Selling the Indian: Commercializing and Appropriating American Indian Cultures (review)
Studies in American Indian Literatures - Volume 16, Number 2, Summer 2004, pp. 85-87

University of Nebraska Press

Michelle Raheja - Selling the Indian: Commercializing & Appropriating American Indian Cultures (review) - Studies in American Indian Literatures 16:2 Studies in American Indian Literatures 16.2 (2004) 85-87 Carter Jones Meyer and Diana Royer, eds. Selling the Indian: Commercializing & Appropriating American Indian Cultures. Tucson: U of Arizona P, 2001. xix + 279 pp. From grocery store dairy sections carrying Land O'Lakes butter to toy store shelves stocked with Pocahontas and G.I. Joe Navajo Code Talker dolls, it is clear that Indian-themed merchandise sells well. In Selling the Indian: Commercializing & Appropriating American Indian Cultures, Carter Jones Meyer and Diana Royer have collected a series of essays treating the various ways Indian-produced arts, crafts, and performances "were commercialized and appropriated in the twentieth century" (xi). The book is divided into two sections, "Staging the Indian" and "Marketing the Indian," marking the difference between performances of...

I presume that Indians will start asking permission from whites and blacks and hispanics to "appropriate" their culture. No Indian kids on the Rez dressed in hip hop clothing or using "white attire" in school plays?

"Hispanic" is another thing, referring to an artifical race or ethnicity designed by two Jewish lawyers under Nixon when they set up the EEO and pioneered "affirmative action". (They also created "pacific islanders" in the AA game, and kept the "one touch of the tarbrush concept")

It is funny because the rules say only people born in America and somewhat in Canada and PR can say they are Native American, providing they are 1/32nd Indian..Meanwhile, a 100% native indian Guatemalan, full blooded Maya, is not a NA, but a hispanic.
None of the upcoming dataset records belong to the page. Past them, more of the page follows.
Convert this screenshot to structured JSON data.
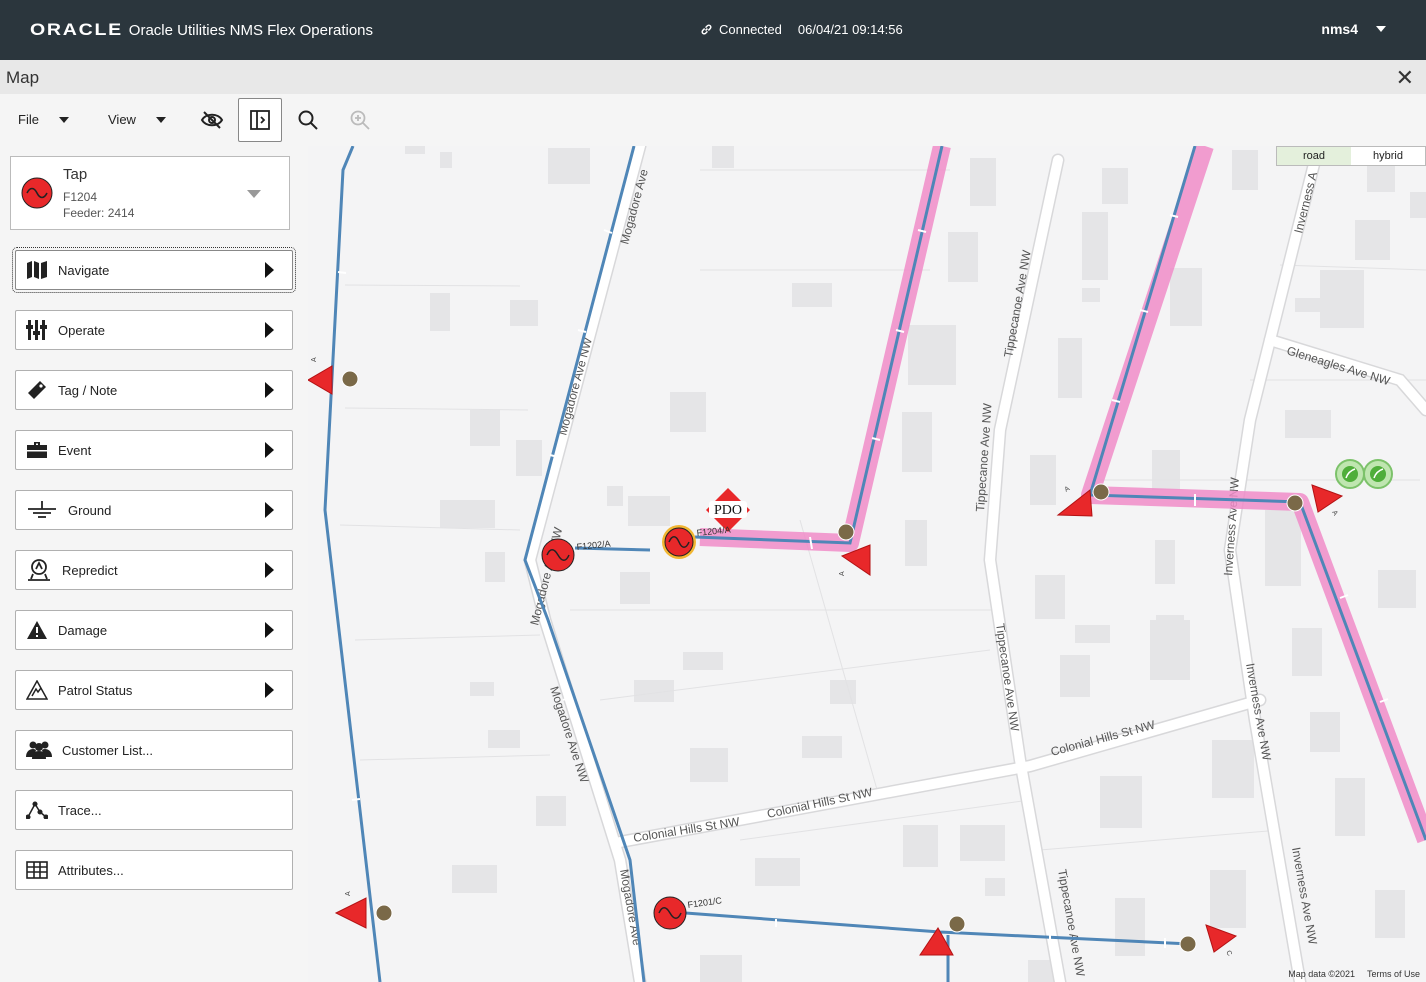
{
  "header": {
    "logo": "ORACLE",
    "title": "Oracle Utilities NMS Flex Operations",
    "connection_status": "Connected",
    "timestamp": "06/04/21 09:14:56",
    "user": "nms4"
  },
  "window": {
    "title": "Map"
  },
  "toolbar": {
    "file_label": "File",
    "view_label": "View"
  },
  "tap_card": {
    "title": "Tap",
    "device": "F1204",
    "feeder": "Feeder: 2414"
  },
  "actions": [
    {
      "label": "Navigate"
    },
    {
      "label": "Operate"
    },
    {
      "label": "Tag / Note"
    },
    {
      "label": "Event"
    },
    {
      "label": "Ground"
    },
    {
      "label": "Repredict"
    },
    {
      "label": "Damage"
    },
    {
      "label": "Patrol Status"
    },
    {
      "label": "Customer List..."
    },
    {
      "label": "Trace..."
    },
    {
      "label": "Attributes..."
    }
  ],
  "map": {
    "type_buttons": {
      "road": "road",
      "hybrid": "hybrid",
      "active": "road"
    },
    "attribution": "Map data ©2021",
    "terms": "Terms of Use",
    "streets": {
      "mogadore_1": "Mogadore Ave",
      "mogadore_2": "Mogadore Ave NW",
      "mogadore_3": "Mogadore Ave NW",
      "mogadore_4": "Mogadore Ave NW",
      "mogadore_5": "Mogadore Ave",
      "tippecanoe_1": "Tippecanoe Ave NW",
      "tippecanoe_2": "Tippecanoe Ave NW",
      "tippecanoe_3": "Tippecanoe Ave NW",
      "tippecanoe_4": "Tippecanoe Ave NW",
      "inverness_1": "Inverness A",
      "inverness_2": "Inverness Ave NW",
      "inverness_3": "Inverness Ave NW",
      "inverness_4": "Inverness Ave NW",
      "gleneagles": "Gleneagles Ave NW",
      "colonial_1": "Colonial Hills St NW",
      "colonial_2": "Colonial Hills St NW",
      "colonial_3": "Colonial Hills St NW"
    },
    "device_labels": {
      "f1202a": "F1202/A",
      "f1204": "F1204/A",
      "f1201c": "F1201/C",
      "pdo": "PDO"
    },
    "phase_labels": [
      "A",
      "A",
      "A",
      "A",
      "A",
      "C"
    ],
    "colors": {
      "feeder_line": "#4f86b7",
      "highlight": "#f08cc8",
      "device_red": "#e8282a",
      "switch_brown": "#7a6948",
      "road": "#ffffff",
      "building": "#e4e4e6"
    }
  }
}
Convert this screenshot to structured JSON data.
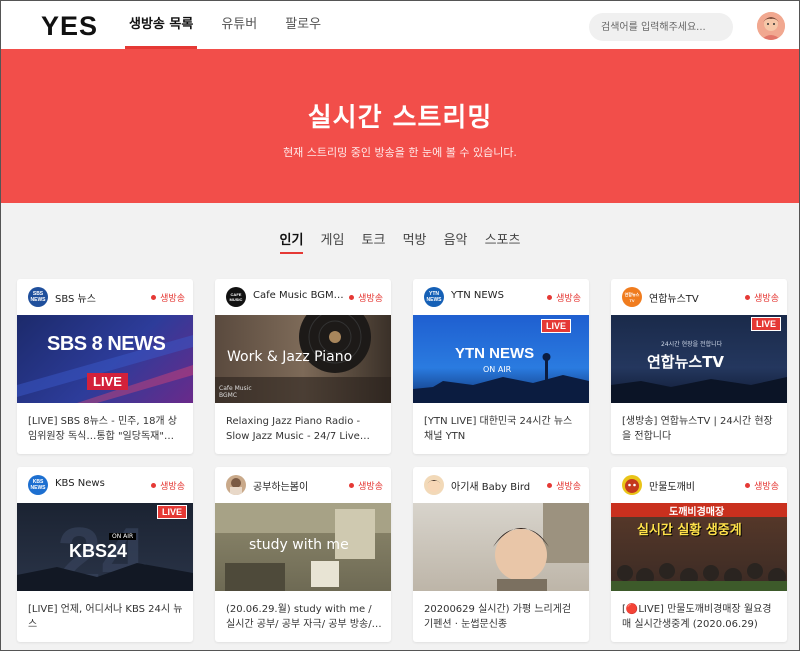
{
  "header": {
    "logo": "YES",
    "nav": [
      {
        "label": "생방송 목록",
        "active": true
      },
      {
        "label": "유튜버",
        "active": false
      },
      {
        "label": "팔로우",
        "active": false
      }
    ],
    "search_placeholder": "검색어를 입력해주세요...",
    "accent_color": "#e53935"
  },
  "hero": {
    "title": "실시간 스트리밍",
    "subtitle": "현재 스트리밍 중인 방송을 한 눈에 볼 수 있습니다.",
    "background": "#f24e4a"
  },
  "categories": [
    {
      "label": "인기",
      "active": true
    },
    {
      "label": "게임",
      "active": false
    },
    {
      "label": "토크",
      "active": false
    },
    {
      "label": "먹방",
      "active": false
    },
    {
      "label": "음악",
      "active": false
    },
    {
      "label": "스포츠",
      "active": false
    }
  ],
  "live_label": "생방송",
  "cards": [
    {
      "channel": "SBS 뉴스",
      "logo_text": "SBS NEWS",
      "thumb_text": "SBS 8 NEWS",
      "thumb_badge": "LIVE",
      "title": "[LIVE] SBS 8뉴스 - 민주, 18개 상임위원장 독식…통합 \"일당독재\" 外…"
    },
    {
      "channel": "Cafe Music BGM…",
      "logo_text": "CAFE MUSIC",
      "thumb_text": "Work & Jazz Piano",
      "thumb_small": "Cafe Music BGMC",
      "title": "Relaxing Jazz Piano Radio - Slow Jazz Music - 24/7 Live Stream -…"
    },
    {
      "channel": "YTN NEWS",
      "logo_text": "YTN NEWS",
      "thumb_text": "YTN NEWS",
      "thumb_small": "ON AIR",
      "thumb_badge": "LIVE",
      "title": "[YTN LIVE] 대한민국 24시간 뉴스채널 YTN"
    },
    {
      "channel": "연합뉴스TV",
      "logo_text": "연합뉴스TV",
      "thumb_text": "연합뉴스TV",
      "thumb_small": "24시간 현장을 전합니다",
      "thumb_badge": "LIVE",
      "title": "[생방송] 연합뉴스TV | 24시간 현장을 전합니다"
    },
    {
      "channel": "KBS News",
      "logo_text": "KBS NEWS",
      "thumb_text": "KBS24",
      "thumb_small": "ON AIR",
      "thumb_badge": "LIVE",
      "title": "[LIVE] 언제, 어디서나 KBS 24시 뉴스"
    },
    {
      "channel": "공부하는봄이",
      "logo_text": "",
      "thumb_text": "study with me",
      "title": "(20.06.29.월) study with me / 실시간 공부/ 공부 자극/ 공부 방송/…"
    },
    {
      "channel": "아기새 Baby Bird",
      "logo_text": "",
      "title": "20200629 실시간) 가평 느리게걷기펜션 · 눈썹문신종"
    },
    {
      "channel": "만물도깨비",
      "logo_text": "",
      "thumb_text": "실시간 실황 생중계",
      "thumb_small": "도깨비경매장",
      "title": "[🔴LIVE] 만물도깨비경매장 월요경매 실시간생중계 (2020.06.29)"
    }
  ]
}
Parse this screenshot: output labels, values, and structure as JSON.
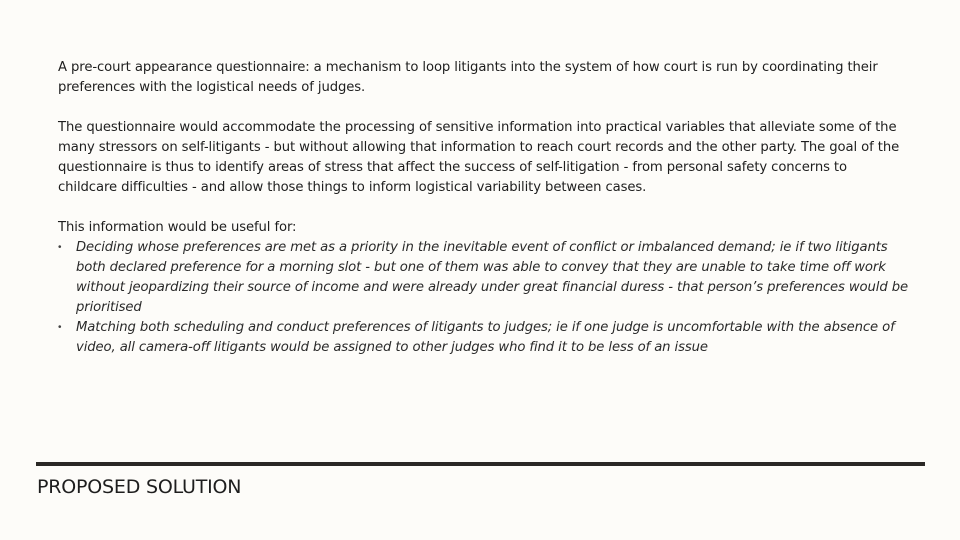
{
  "paragraphs": [
    "A pre-court appearance questionnaire: a mechanism to loop litigants into the system of how court is run by coordinating their preferences with the logistical needs of judges.",
    "The questionnaire would accommodate the processing of sensitive information into practical variables that alleviate some of the many stressors on self-litigants - but without allowing that information to reach court records and the other party. The goal of the questionnaire is thus to identify areas of stress that affect the success of self-litigation - from personal safety concerns to childcare difficulties - and allow those things to inform logistical variability between cases."
  ],
  "list": {
    "intro": "This information would be useful for:",
    "bullet_glyph": "•",
    "items": [
      "Deciding whose preferences are met as a priority in the inevitable event of conflict or imbalanced demand; ie if two litigants both declared preference for a morning slot - but one of them was able to convey that they are unable to take time off work without jeopardizing their source of income and were already under great financial duress - that person’s preferences would be prioritised",
      "Matching both scheduling and conduct preferences of litigants to judges; ie if one judge is uncomfortable with the absence of video, all camera-off litigants would be assigned to other judges who find it to be less of an issue"
    ]
  },
  "footer": {
    "section_title": "PROPOSED SOLUTION"
  },
  "colors": {
    "background": "#fdfcf9",
    "text": "#1e1e1e",
    "rule": "#2a2826"
  }
}
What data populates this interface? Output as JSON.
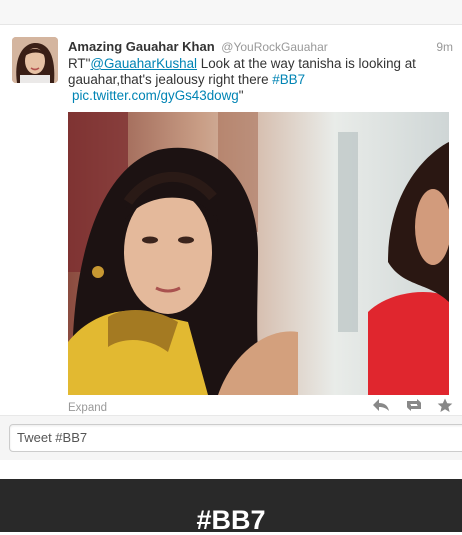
{
  "tweet": {
    "author_name": "Amazing Gauahar Khan",
    "author_handle": "@YouRockGauahar",
    "time": "9m",
    "text_prefix": "RT\"",
    "mention": "@GauaharKushal",
    "text_body": " Look at the way tanisha is looking at gauahar,that's jealousy right there ",
    "hashtag": "#BB7",
    "link": "pic.twitter.com/gyGs43dowg",
    "text_suffix": "\"",
    "expand_label": "Expand",
    "actions": {
      "reply_icon": "reply-icon",
      "retweet_icon": "retweet-icon",
      "favorite_icon": "star-icon"
    }
  },
  "compose": {
    "value": "Tweet #BB7"
  },
  "hashtag_header": {
    "title": "#BB7"
  },
  "colors": {
    "link": "#0084b4",
    "muted": "#999999",
    "dark_bar": "#292929"
  }
}
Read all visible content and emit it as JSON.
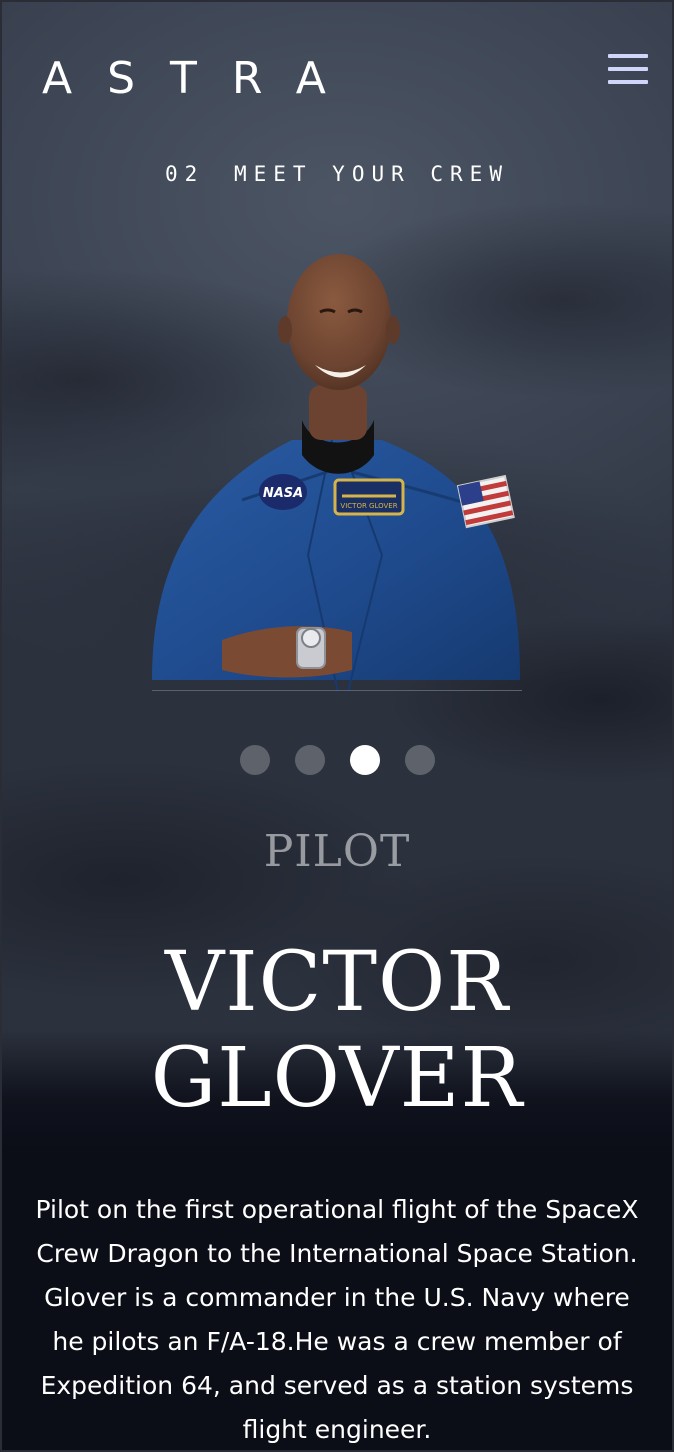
{
  "brand": {
    "logo": "ASTRA"
  },
  "nav": {
    "menu_icon": "hamburger-menu-icon"
  },
  "page": {
    "number": "02",
    "title": "MEET YOUR CREW"
  },
  "crew": {
    "role": "PILOT",
    "name_line1": "VICTOR",
    "name_line2": "GLOVER",
    "bio": "Pilot on the first operational flight of the SpaceX Crew Dragon to the International Space Station. Glover is a commander in the U.S. Navy where he pilots an F/A-18.He was a crew member of Expedition 64, and served as a station systems flight engineer.",
    "photo_alt": "Portrait of Victor Glover in a blue flight suit",
    "nametag_text": "VICTOR GLOVER",
    "nasa_patch_text": "NASA"
  },
  "carousel": {
    "total": 4,
    "active_index": 2
  },
  "colors": {
    "background": "#0b0d17",
    "accent": "#d0d6f9",
    "flight_suit": "#1f4b8e"
  }
}
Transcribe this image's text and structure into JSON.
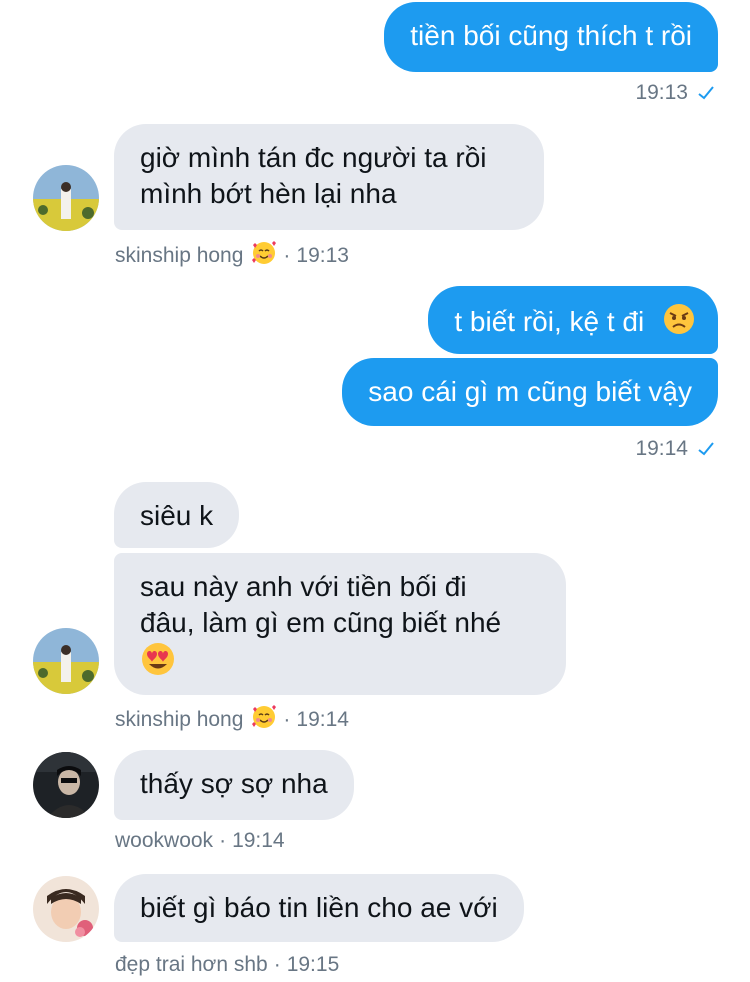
{
  "messages": {
    "m1": {
      "text": "tiền bối cũng thích t rồi",
      "time": "19:13"
    },
    "m2": {
      "line1": "giờ mình tán đc người ta rồi",
      "line2": "mình bớt hèn lại nha",
      "sender": "skinship hong",
      "time": "19:13"
    },
    "m3": {
      "text": "t biết rồi, kệ t đi"
    },
    "m4": {
      "text": "sao cái gì m cũng biết vậy",
      "time": "19:14"
    },
    "m5": {
      "text": "siêu k"
    },
    "m6": {
      "line1": "sau này anh với tiền bối đi",
      "line2": "đâu, làm gì em cũng biết nhé",
      "sender": "skinship hong",
      "time": "19:14"
    },
    "m7": {
      "text": "thấy sợ sợ nha",
      "sender": "wookwook",
      "time": "19:14"
    },
    "m8": {
      "text": "biết gì báo tin liền cho ae với",
      "sender": "đẹp trai hơn shb",
      "time": "19:15"
    }
  },
  "symbols": {
    "dot": "·"
  },
  "icons": {
    "read_receipt": "check-icon",
    "emoji_smiling_hearts": "smiling-face-with-hearts",
    "emoji_angry": "angry-face",
    "emoji_heart_eyes": "heart-eyes-face"
  },
  "colors": {
    "outgoing_bubble": "#1d9bf0",
    "incoming_bubble": "#e6e9ef",
    "meta_text": "#687684",
    "text_dark": "#0f1419"
  }
}
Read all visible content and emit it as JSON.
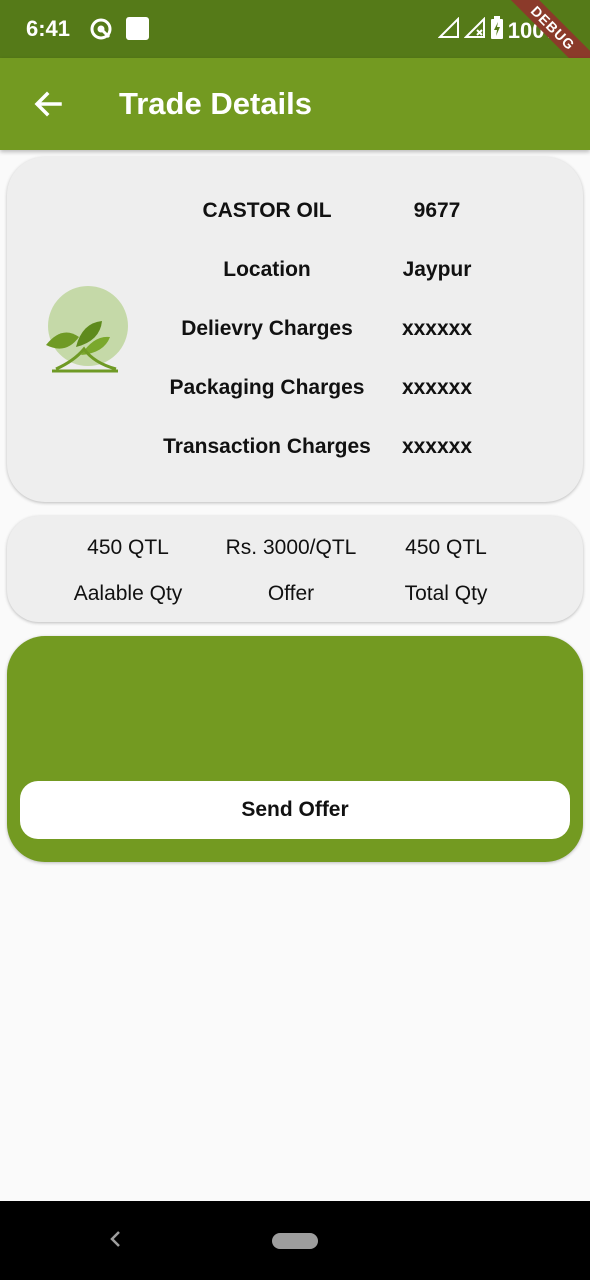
{
  "status_bar": {
    "time": "6:41",
    "battery": "100%",
    "debug_banner": "DEBUG"
  },
  "app_bar": {
    "title": "Trade Details",
    "back_icon": "arrow-back-icon"
  },
  "details": {
    "logo_icon": "leaf-sprout-logo",
    "rows": [
      {
        "label": "CASTOR OIL",
        "value": "9677"
      },
      {
        "label": "Location",
        "value": "Jaypur"
      },
      {
        "label": "Delievry Charges",
        "value": "xxxxxx"
      },
      {
        "label": "Packaging Charges",
        "value": "xxxxxx"
      },
      {
        "label": "Transaction Charges",
        "value": "xxxxxx"
      }
    ]
  },
  "quantities": {
    "available": {
      "value": "450 QTL",
      "label": "Aalable Qty"
    },
    "offer": {
      "value": "Rs. 3000/QTL",
      "label": "Offer"
    },
    "total": {
      "value": "450 QTL",
      "label": "Total Qty"
    }
  },
  "offer_section": {
    "send_label": "Send Offer"
  },
  "colors": {
    "primary": "#739a21",
    "status_bar": "#557a18",
    "card_background": "#eeeeee"
  }
}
Made funnier still when a casino where the typical "Indian" is blue-eyed or what other tribes call a "Monigan" 90% or better non-Indian, employs "hispanic" Guatemalans to clean their casino toilets and change hotel linens.

The average Chollo out Michelle's way in Cali is more NA than she is.

Henry said...

Gregory (Scotland Yard detective): "Is there any other point to which you would wish to draw my attention?"
Holmes: "To the curious incident of the dog in the night-time."
Gregory: "The dog did nothing in the night-time."
Holmes: "That was the curious incident."

The more I think about this the more I come to the conclusion that Ms. Raheja's problem with the dress-up is that it doesn't dehumanize anybody.

Something must be done to the pilgrim costume to make clear the pilgrim's colonialist agenda.

The racist stereotype is the lack of a racist stereotype.

save_the_rustbelt said...

The parents should rent "Last of the Mohicans."

Russell Means, Wes Studi and a big bunch of Native Americans dressing up like stereotypical Indians for money.

Or go to a Native American pow wow, where hundred of Native Americans dress up like Indians and dance.

Makes the 5 year olds look small time.